App and web page records
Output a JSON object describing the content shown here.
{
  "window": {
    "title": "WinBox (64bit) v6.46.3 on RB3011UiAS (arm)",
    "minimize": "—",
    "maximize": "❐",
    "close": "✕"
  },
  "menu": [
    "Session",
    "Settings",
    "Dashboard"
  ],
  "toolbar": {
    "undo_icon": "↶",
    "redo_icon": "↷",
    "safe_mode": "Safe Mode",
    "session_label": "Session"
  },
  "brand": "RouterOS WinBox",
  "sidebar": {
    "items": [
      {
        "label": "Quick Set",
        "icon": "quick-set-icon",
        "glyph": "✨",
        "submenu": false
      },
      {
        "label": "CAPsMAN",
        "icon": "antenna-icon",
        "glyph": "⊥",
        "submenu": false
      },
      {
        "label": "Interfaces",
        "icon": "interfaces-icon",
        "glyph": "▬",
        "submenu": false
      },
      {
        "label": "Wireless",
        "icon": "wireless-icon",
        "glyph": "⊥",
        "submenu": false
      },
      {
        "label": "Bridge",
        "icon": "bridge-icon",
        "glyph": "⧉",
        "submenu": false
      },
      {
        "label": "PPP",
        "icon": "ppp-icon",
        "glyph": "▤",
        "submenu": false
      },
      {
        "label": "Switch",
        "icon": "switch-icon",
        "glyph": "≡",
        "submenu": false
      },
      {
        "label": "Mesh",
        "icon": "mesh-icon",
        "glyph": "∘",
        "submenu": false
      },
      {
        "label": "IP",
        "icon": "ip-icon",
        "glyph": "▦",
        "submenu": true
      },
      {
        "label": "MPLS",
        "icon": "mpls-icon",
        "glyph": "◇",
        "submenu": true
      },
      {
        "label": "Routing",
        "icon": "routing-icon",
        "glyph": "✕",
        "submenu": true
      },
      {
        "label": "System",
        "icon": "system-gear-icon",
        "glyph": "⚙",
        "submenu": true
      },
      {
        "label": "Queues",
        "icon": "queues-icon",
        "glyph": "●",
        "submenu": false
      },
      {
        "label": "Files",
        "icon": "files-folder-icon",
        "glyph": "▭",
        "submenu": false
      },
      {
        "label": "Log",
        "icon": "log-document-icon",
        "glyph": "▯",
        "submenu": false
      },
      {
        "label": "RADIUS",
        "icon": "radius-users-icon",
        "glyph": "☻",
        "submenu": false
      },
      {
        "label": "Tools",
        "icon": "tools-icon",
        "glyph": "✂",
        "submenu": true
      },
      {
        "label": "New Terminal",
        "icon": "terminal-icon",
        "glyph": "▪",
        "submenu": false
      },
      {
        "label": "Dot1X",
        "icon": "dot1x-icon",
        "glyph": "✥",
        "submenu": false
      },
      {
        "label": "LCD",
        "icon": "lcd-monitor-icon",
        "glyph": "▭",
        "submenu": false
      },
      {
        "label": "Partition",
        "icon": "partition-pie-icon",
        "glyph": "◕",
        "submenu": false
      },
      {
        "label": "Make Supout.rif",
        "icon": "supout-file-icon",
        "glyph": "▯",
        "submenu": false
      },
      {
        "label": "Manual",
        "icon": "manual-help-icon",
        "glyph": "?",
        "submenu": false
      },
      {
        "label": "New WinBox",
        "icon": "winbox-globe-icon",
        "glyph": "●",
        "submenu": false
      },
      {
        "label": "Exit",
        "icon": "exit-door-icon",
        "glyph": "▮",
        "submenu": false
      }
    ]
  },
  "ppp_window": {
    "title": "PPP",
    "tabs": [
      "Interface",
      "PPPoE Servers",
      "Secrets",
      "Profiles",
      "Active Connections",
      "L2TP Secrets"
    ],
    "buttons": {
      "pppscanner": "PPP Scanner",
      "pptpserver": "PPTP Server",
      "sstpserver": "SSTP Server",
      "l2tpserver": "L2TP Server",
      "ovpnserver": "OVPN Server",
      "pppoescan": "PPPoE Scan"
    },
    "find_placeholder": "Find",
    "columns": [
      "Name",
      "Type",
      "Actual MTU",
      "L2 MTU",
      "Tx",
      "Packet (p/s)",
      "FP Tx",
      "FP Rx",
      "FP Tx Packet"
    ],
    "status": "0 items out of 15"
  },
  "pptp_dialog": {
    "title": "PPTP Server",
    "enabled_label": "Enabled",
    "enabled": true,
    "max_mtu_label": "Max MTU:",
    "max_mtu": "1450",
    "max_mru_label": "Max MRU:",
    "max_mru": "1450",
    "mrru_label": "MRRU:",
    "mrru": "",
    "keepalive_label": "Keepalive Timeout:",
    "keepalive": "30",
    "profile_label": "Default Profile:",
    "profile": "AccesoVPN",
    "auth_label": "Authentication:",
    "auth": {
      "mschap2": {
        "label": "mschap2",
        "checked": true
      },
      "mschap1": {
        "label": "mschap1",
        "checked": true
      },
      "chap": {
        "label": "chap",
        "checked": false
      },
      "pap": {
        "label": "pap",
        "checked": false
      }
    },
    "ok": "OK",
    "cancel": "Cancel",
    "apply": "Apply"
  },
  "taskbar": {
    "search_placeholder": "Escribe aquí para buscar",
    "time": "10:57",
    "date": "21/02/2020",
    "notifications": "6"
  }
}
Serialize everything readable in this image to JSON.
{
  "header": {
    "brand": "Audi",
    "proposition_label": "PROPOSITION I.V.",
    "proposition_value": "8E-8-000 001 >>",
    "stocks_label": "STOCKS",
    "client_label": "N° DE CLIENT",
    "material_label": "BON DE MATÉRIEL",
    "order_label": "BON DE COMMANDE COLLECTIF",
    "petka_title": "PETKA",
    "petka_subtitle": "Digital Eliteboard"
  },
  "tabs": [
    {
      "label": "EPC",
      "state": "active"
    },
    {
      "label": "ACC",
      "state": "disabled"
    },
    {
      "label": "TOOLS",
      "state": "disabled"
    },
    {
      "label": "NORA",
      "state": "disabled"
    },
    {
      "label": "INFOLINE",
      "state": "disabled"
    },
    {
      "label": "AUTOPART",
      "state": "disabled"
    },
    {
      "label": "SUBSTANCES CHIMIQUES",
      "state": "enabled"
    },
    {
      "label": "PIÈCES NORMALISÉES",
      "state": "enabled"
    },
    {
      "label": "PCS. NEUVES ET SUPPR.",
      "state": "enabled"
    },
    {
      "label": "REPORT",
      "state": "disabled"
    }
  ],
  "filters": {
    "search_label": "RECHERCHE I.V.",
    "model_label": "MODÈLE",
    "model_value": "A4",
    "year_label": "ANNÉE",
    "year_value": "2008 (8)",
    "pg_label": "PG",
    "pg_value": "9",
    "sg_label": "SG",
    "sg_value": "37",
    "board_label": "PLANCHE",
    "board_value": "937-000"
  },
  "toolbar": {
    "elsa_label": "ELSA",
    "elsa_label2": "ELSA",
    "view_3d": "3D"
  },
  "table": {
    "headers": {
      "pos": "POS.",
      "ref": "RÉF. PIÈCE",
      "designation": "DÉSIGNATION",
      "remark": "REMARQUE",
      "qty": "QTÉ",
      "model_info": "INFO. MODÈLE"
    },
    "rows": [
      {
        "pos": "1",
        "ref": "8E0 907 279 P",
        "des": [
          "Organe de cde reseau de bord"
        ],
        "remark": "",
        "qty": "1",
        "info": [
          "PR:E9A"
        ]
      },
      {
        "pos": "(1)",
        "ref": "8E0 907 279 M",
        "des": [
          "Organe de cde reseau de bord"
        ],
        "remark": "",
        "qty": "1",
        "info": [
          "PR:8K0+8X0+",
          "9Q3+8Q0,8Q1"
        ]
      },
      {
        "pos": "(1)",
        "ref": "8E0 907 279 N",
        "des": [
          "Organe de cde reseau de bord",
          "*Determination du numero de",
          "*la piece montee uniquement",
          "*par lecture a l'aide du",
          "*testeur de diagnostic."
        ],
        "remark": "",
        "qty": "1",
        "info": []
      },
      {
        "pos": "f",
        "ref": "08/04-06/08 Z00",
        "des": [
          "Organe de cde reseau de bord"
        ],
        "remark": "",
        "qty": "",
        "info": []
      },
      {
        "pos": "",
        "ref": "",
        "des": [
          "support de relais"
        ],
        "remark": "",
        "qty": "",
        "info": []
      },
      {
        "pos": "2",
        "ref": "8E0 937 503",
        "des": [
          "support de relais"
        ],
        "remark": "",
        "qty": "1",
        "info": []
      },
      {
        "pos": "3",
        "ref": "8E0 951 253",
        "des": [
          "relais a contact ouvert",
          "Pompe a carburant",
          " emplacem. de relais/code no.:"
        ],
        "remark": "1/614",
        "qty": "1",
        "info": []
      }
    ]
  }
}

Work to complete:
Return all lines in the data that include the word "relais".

Solution:
          "support de relais"
          "support de relais"
          "relais a contact ouvert",
          " emplacem. de relais/code no.:"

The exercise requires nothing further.